- Keyword Search Terms – A keyword search field that must be exact, specific and is order specific. These terms are not case sensitive. View the table below for further explanation
- Date Search – AKA before or after (separate field) priority/filing/publication – Users can look for documents which have been either filed, published or have a certain priority date. There is a separate field to search for documents after a certain date – Mainly used in “Freedom to operate” searches
• Assignee – Search for a specific person or company
- Inventor – Search for patents filed by a specific inventor and track their patent filing activities
• Patent Office – Search for patents in specific jurisdictions. Must be filed with one of the patent offices listed above.
- Languages – Search up to 14 different language
• Filing Status – Search for applications or granted applications
- Patent Type – Filter search by utility or design patents
• Citing Patent – Look for patent documents that cite one of more particular document
- CPC – Search for patent documents in a specific CPC (Cooperative Patent Classifications)
• Litigation – Refine the patent case for related litigation or no known litigation
The refined search strings use a Boolean operators and special characters. See below for some useful search functions from Noruzi, Alireza, & Abdekhoda, Mohammadhiwa (2014). Webology, 11(1), Article 122.
Why Google Patents is Helpful
Google Patents enables users to conduct a highly specific patentability search, or other kind of patent search across numerous patent offices and millions of patents dating back to the 18th century.
Google Patents Search is free, and while that’s one advantage, there’s more to the approach than just the freedom to conduct searches without having to shell out a penny. Results displayed on other online databases aren’t as user-friendly as Google’s platform, demanding that a user do a lot of clicking and opening new tabs for information…information that is otherwise already available on Patents.
GP provides the kind of accessibility that’s important for forming decisions related to public policy, reviewing new patents and applications, managing investments in developments of intellectual property on a corporate level and promoting scientific innovations. But it’s also fantastic for finding data on any patents issued since the 1970s up to the past few months, and that’s another reason it’s immensely helpful.
If you have ever used the World Intellectual Property Organization database to perform a search, you’ll know why Patents is such a useful tool.
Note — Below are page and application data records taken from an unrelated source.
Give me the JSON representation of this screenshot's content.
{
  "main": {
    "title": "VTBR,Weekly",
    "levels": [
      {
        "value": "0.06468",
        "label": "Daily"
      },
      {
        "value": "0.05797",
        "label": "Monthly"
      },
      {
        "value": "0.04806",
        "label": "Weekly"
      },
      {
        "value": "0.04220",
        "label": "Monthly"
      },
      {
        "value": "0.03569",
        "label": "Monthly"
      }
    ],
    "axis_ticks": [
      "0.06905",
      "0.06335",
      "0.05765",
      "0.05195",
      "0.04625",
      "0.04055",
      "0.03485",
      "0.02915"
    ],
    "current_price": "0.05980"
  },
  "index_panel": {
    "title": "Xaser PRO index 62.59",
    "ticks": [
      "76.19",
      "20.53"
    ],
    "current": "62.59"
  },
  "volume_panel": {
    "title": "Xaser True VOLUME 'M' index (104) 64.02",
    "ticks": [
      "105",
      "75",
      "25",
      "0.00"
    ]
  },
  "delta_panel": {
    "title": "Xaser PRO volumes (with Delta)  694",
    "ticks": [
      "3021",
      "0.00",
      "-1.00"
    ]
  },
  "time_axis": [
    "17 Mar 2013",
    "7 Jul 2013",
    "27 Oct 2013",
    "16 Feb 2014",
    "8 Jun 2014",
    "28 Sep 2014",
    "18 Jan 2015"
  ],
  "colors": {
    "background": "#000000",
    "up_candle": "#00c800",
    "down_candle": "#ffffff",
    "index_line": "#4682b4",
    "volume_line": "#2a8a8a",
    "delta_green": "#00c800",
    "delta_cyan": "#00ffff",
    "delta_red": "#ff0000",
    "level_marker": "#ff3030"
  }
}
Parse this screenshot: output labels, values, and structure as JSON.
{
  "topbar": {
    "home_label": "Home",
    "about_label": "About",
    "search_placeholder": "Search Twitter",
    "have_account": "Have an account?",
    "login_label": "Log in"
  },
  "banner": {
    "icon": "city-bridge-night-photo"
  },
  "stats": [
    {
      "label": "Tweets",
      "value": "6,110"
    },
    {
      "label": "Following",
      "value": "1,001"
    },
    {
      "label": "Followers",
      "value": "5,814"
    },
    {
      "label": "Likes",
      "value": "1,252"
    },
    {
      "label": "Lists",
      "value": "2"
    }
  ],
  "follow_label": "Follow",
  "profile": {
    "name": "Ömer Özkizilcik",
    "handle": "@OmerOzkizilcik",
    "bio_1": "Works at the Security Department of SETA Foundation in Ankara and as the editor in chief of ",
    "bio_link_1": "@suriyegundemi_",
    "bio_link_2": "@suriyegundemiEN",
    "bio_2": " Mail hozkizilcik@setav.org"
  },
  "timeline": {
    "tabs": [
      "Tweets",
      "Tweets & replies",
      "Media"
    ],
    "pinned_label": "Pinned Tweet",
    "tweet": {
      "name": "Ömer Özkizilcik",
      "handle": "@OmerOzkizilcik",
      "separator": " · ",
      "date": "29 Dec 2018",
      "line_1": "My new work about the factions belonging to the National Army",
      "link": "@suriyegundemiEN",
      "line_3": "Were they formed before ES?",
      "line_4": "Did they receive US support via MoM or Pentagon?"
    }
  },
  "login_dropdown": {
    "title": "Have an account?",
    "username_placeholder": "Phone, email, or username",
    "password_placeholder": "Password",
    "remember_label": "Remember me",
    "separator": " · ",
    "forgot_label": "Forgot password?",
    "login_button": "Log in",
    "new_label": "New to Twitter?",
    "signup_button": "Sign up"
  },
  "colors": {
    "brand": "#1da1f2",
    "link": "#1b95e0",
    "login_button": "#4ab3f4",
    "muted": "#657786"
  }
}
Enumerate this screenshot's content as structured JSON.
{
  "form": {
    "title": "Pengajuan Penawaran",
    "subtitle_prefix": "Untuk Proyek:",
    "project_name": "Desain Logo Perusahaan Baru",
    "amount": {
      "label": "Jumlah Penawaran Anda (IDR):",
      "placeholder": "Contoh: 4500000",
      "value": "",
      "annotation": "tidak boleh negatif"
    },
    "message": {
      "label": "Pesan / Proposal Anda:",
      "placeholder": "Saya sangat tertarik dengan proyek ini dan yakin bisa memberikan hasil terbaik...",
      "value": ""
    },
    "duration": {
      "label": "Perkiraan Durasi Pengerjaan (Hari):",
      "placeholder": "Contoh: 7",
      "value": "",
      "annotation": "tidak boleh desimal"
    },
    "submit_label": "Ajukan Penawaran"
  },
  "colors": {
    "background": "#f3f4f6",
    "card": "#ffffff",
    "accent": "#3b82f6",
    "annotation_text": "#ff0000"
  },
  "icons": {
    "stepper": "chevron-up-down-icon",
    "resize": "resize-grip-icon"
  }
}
Through GP, you can view the summary of the claims of a patent or the full image of the patent, making it easy to perform a prior art search or download the patent in PDF form. Should you search for multiple words as a single keyword, GP‘s search functionality will break the keywords down as individual words.
As a full-service intellectual property consulting firm, GHB Intellect has prided itself on bringing high-value services to clients across the globe since 2007. Our intellectual property support services include intellectual property management, intellectual property development, intellectual property transactions, M and A advisory, litigation support, expert witness services and engineering.
We can also help with patent drafting as well as patent prosecution matters.
Contact us today to learn more about our myriad of solutions.